> **TO DO**
Whenever the word "JSON" shows up in a line of the data, copy that line.

> **RECORD EXTRACTS**
____
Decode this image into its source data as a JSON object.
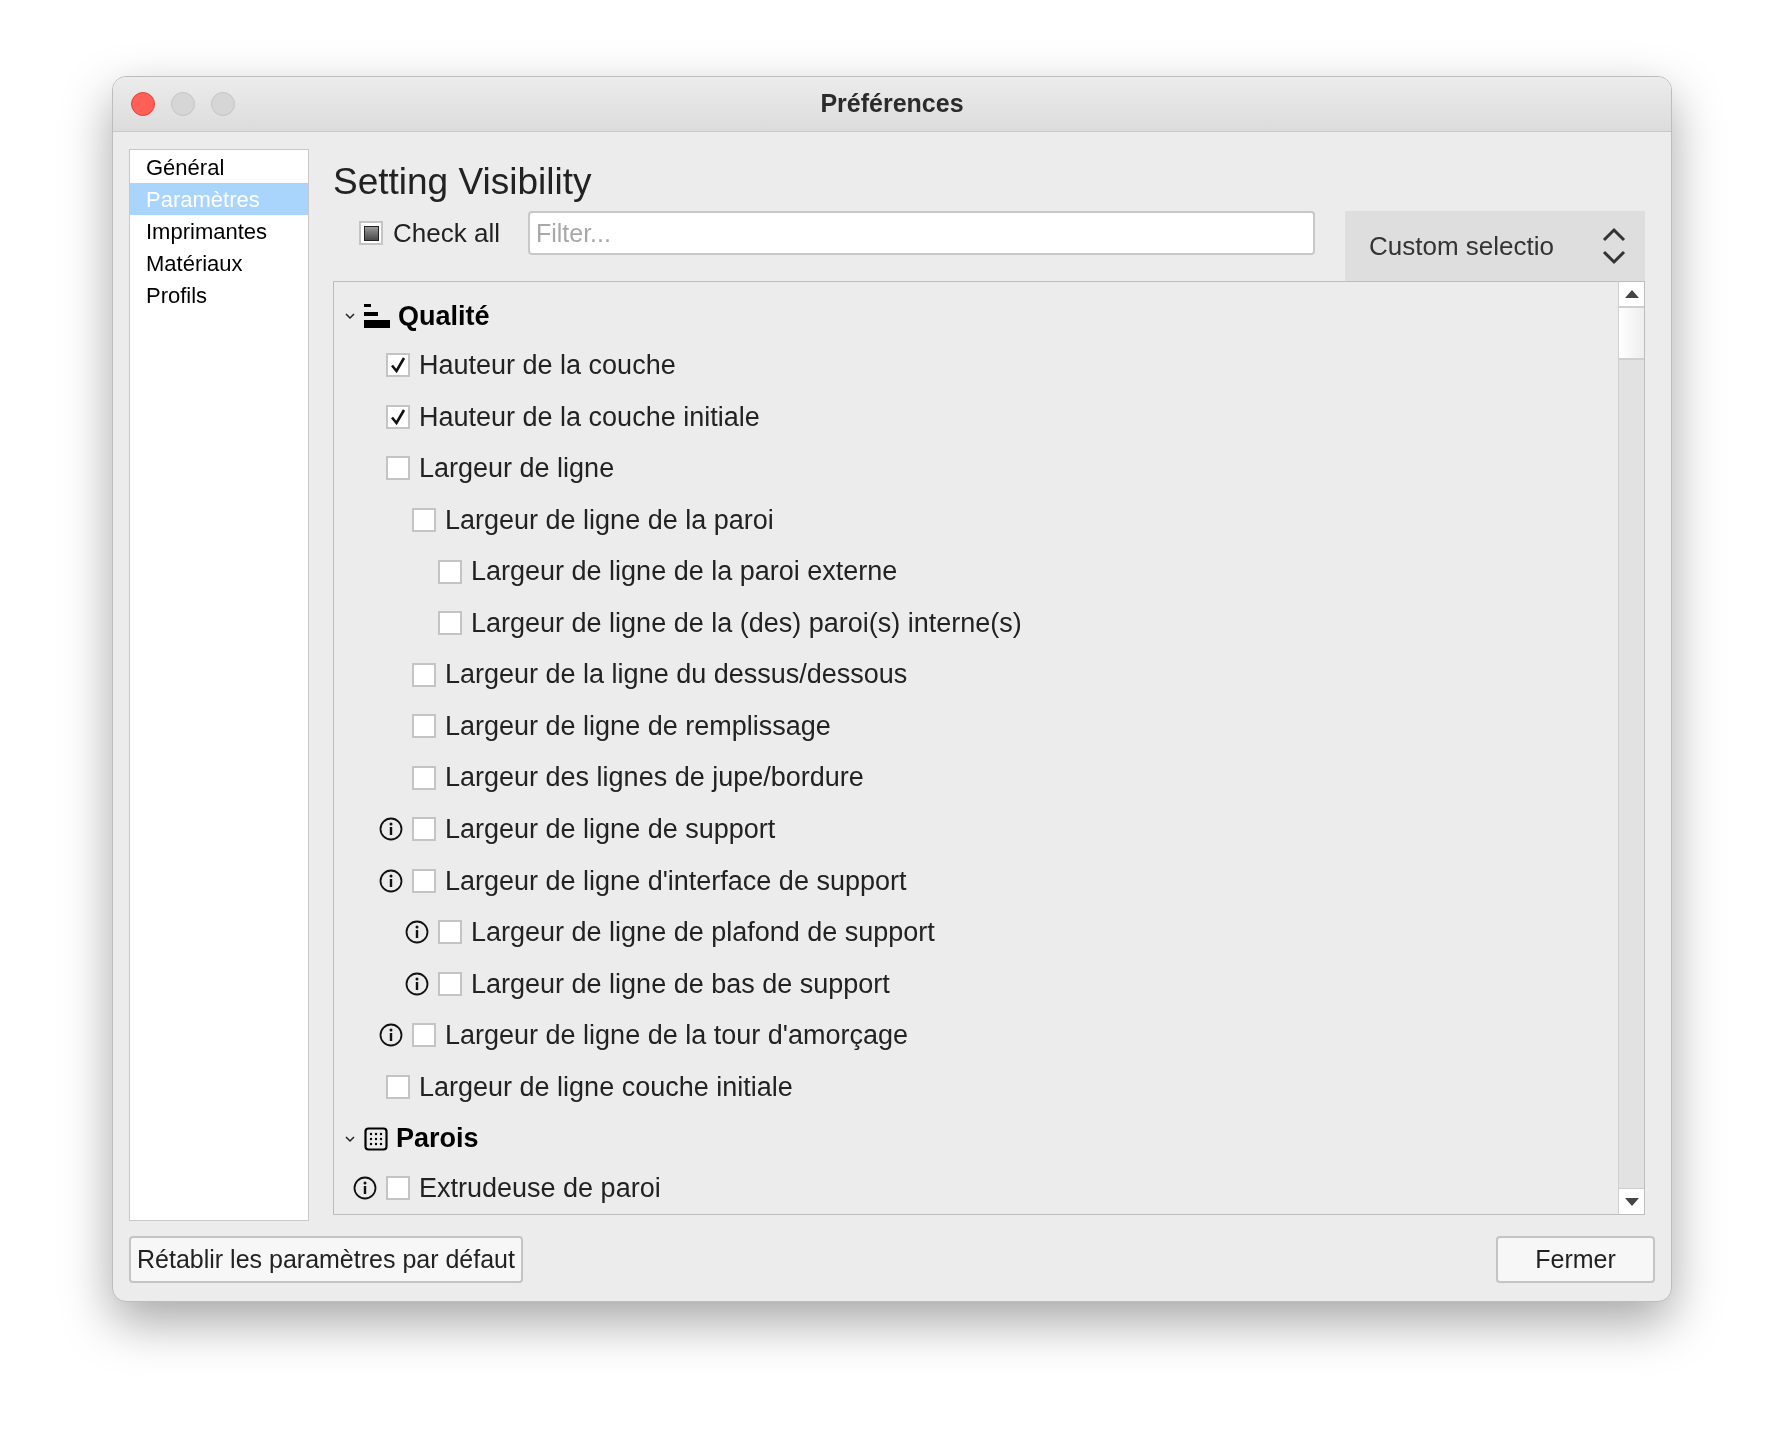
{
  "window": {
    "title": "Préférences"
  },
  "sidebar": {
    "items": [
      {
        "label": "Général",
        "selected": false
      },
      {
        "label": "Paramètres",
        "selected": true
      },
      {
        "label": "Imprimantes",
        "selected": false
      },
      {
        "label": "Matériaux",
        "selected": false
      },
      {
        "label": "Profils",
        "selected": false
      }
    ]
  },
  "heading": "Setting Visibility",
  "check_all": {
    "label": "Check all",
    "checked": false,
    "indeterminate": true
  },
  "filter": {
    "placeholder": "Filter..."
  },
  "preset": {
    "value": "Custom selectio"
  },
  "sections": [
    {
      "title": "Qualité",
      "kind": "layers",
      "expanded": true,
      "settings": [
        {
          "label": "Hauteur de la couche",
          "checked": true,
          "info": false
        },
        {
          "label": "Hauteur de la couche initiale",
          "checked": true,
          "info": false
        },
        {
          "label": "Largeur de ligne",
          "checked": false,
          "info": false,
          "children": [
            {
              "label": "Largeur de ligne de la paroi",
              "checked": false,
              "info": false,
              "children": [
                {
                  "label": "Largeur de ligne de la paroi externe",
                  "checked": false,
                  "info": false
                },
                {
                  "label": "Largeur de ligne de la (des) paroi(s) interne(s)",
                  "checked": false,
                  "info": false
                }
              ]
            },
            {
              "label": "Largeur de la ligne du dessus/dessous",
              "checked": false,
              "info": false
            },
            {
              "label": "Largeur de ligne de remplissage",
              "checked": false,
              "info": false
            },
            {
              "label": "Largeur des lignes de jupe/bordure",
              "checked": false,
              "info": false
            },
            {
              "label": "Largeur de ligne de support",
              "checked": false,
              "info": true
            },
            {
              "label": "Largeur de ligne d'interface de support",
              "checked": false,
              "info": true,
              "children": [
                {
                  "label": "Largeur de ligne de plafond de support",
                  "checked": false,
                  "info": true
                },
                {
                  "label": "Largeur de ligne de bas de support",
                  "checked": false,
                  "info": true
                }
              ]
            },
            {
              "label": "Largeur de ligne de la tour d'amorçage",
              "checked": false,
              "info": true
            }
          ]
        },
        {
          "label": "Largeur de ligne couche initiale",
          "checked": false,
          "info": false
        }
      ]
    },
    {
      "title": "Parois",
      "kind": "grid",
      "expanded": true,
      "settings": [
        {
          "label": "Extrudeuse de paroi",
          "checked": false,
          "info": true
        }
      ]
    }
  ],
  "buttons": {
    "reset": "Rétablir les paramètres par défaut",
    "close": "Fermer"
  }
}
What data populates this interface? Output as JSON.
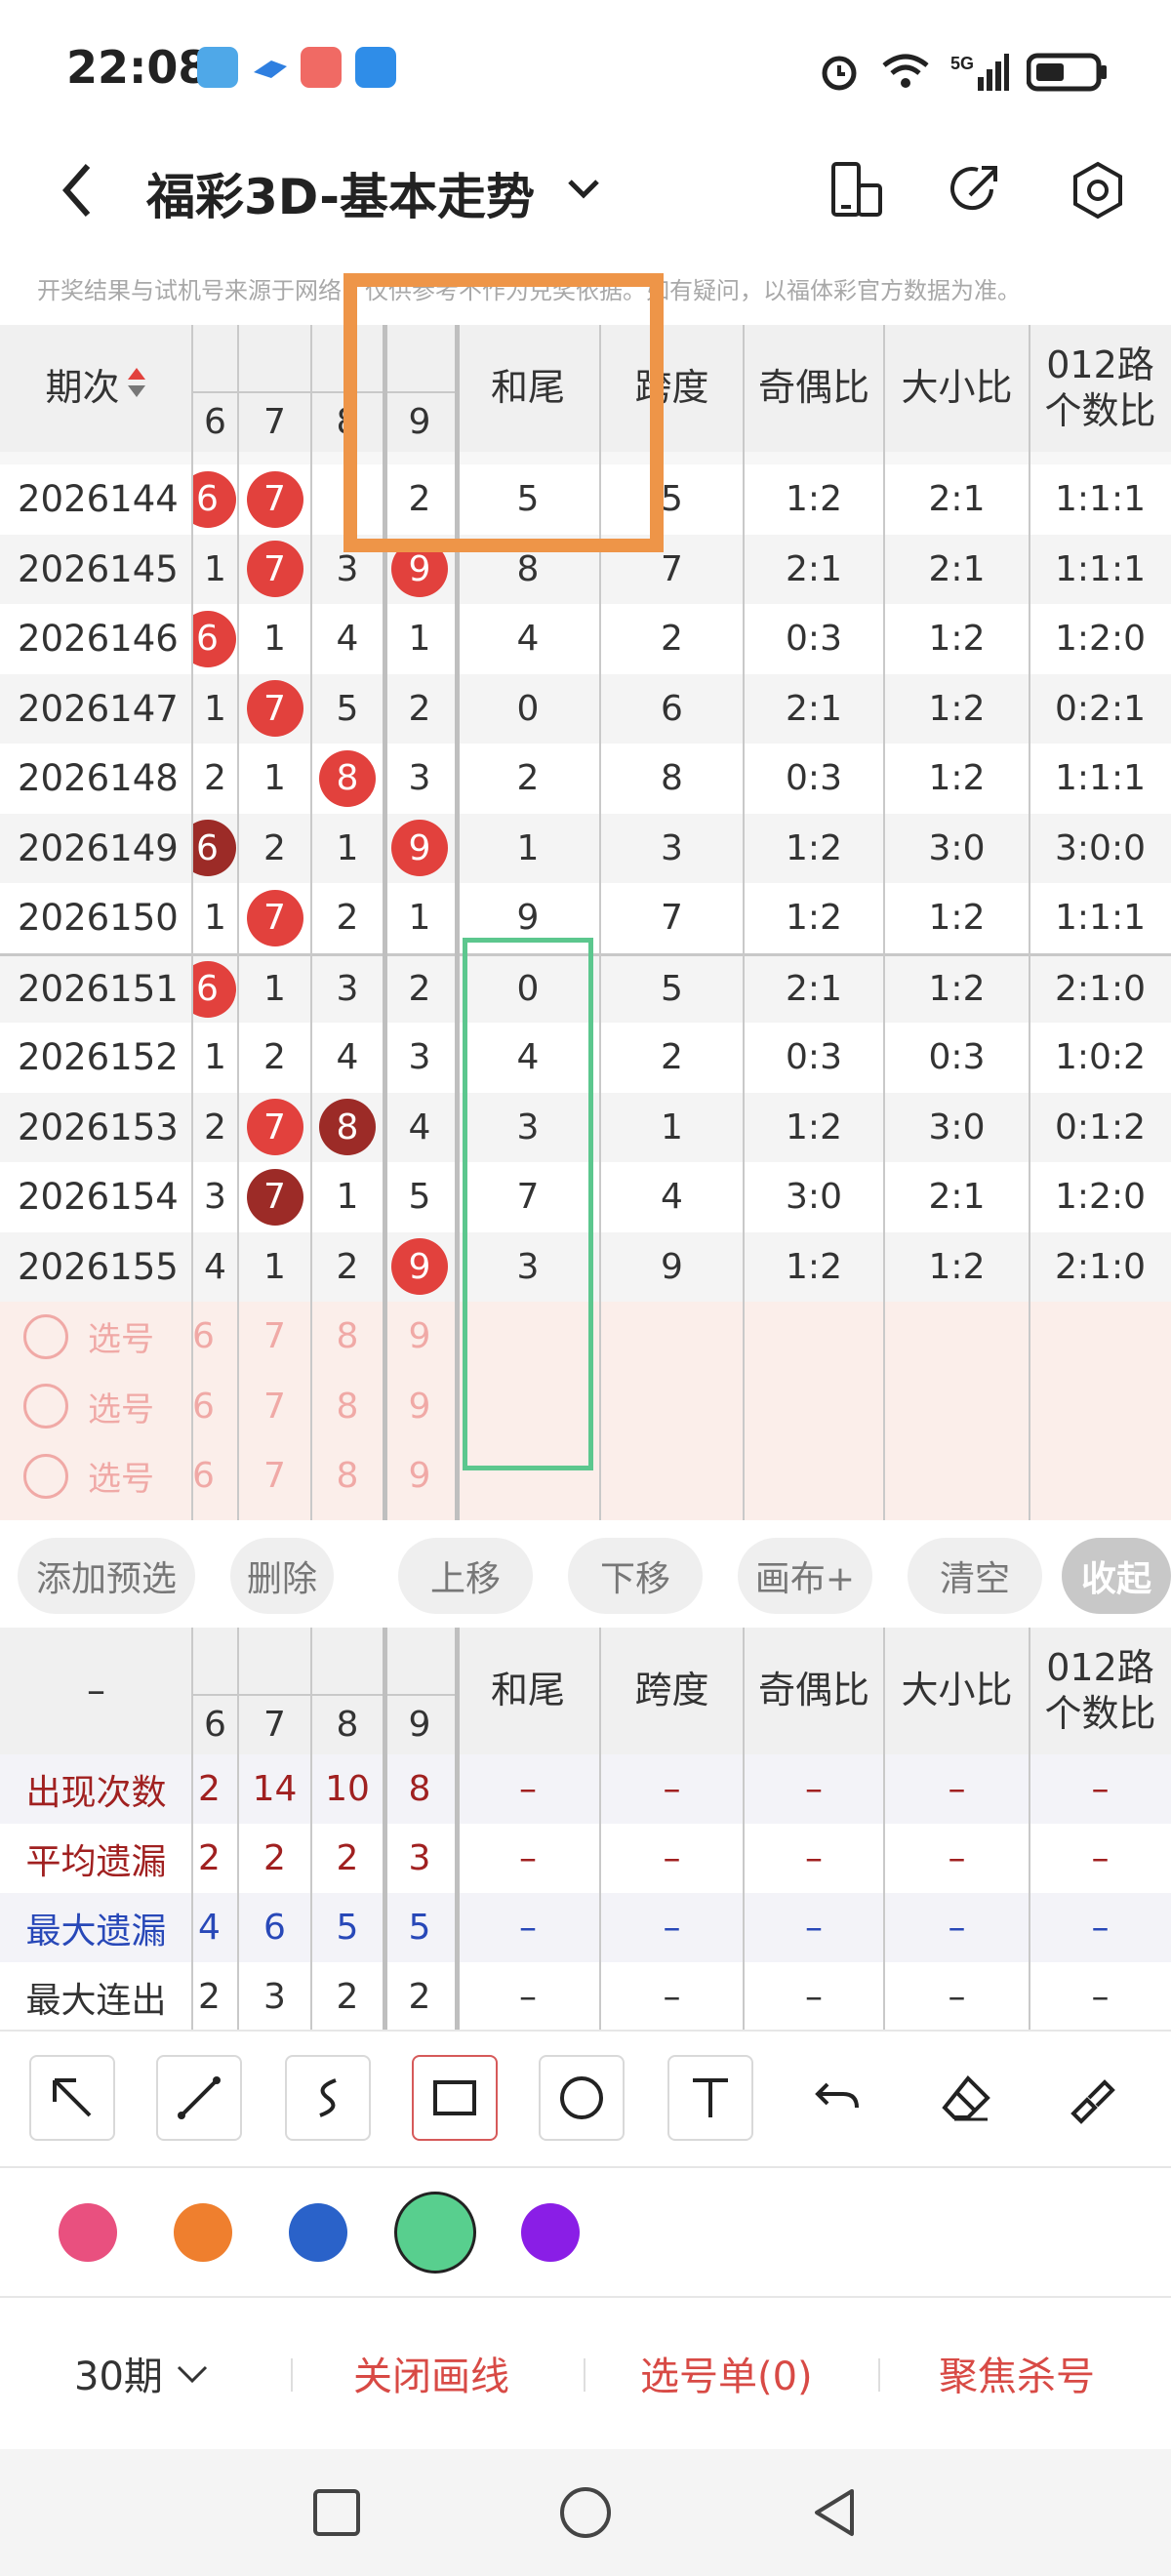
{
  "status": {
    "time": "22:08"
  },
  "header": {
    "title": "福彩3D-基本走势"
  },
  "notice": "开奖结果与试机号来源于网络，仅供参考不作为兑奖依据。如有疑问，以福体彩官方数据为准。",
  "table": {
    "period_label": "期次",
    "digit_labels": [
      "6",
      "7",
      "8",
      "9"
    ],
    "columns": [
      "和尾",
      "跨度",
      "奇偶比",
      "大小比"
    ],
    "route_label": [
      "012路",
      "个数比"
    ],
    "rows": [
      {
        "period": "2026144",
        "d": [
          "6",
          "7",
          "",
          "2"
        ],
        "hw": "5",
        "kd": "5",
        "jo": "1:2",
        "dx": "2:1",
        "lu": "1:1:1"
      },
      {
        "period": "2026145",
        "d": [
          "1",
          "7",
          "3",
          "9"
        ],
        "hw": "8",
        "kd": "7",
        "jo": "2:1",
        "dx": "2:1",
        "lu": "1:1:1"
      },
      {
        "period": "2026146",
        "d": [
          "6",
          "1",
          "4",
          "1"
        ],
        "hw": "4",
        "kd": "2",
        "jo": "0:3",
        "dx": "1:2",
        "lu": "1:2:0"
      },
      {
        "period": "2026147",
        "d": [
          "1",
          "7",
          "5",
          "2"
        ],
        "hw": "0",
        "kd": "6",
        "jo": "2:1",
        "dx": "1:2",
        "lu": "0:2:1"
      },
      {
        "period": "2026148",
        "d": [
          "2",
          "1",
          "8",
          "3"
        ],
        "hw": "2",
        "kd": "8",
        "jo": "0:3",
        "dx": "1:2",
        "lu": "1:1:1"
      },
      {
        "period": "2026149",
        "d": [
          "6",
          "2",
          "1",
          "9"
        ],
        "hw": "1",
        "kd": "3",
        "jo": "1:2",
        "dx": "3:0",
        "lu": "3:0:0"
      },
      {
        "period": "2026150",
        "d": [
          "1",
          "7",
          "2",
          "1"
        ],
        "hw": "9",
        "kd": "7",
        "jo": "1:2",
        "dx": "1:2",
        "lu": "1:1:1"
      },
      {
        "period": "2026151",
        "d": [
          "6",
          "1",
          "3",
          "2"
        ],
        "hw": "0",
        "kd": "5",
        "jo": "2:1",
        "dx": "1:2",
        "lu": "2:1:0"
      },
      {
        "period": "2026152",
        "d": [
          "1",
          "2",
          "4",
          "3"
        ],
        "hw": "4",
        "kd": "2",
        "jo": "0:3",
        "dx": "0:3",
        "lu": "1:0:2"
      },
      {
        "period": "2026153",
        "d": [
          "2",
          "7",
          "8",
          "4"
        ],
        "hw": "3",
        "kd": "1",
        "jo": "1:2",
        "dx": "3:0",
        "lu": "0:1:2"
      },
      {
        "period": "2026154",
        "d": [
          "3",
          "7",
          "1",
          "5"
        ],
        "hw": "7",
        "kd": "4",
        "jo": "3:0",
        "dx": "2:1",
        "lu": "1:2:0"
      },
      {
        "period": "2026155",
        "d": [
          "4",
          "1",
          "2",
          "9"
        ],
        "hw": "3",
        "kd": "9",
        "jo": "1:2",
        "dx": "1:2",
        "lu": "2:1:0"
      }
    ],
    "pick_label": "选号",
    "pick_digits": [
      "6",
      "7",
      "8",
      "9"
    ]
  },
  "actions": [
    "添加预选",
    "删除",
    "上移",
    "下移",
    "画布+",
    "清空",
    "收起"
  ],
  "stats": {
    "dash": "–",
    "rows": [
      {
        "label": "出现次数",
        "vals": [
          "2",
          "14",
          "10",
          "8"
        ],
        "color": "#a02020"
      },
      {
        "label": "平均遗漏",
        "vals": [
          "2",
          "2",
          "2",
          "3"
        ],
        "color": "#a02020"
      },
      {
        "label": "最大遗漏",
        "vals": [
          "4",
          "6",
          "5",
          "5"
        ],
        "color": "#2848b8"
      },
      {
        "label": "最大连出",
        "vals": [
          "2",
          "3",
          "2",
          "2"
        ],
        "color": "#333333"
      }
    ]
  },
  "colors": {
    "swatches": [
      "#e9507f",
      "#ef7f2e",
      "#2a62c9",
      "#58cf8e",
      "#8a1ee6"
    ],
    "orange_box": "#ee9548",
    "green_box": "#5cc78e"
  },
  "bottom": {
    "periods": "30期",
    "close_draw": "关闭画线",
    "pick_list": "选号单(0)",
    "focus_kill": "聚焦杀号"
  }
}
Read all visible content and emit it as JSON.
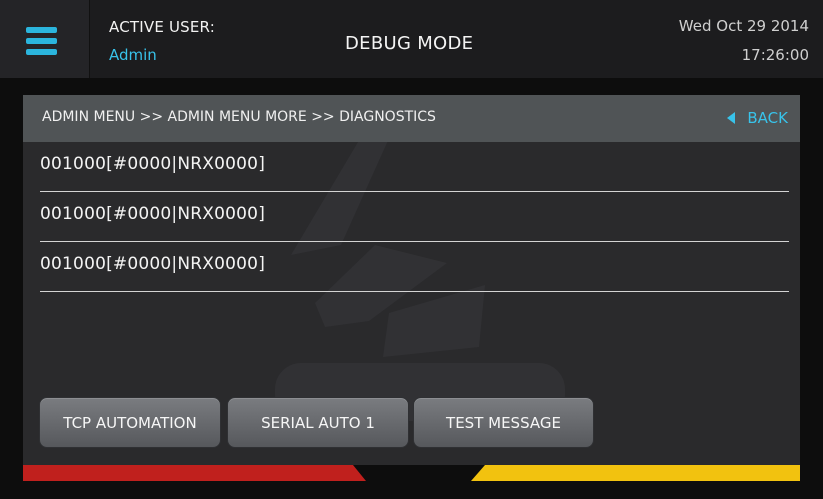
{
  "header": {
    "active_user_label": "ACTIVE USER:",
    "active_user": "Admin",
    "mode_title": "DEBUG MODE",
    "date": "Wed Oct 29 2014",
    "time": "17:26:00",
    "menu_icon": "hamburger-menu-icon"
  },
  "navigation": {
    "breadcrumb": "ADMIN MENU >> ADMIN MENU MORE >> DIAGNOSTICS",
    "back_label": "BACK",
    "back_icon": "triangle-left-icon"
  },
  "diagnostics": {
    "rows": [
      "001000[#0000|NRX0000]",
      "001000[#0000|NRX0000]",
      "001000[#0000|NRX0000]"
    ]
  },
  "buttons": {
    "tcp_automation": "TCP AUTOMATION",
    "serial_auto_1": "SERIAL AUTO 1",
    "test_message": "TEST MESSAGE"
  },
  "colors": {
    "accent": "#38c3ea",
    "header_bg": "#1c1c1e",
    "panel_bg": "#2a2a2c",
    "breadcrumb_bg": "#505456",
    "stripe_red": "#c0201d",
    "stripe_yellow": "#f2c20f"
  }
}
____
> **ANSWER AREA**
Decode this image into its source data as a JSON object.
What data populates this interface? Output as JSON.
Read all visible content and emit it as JSON.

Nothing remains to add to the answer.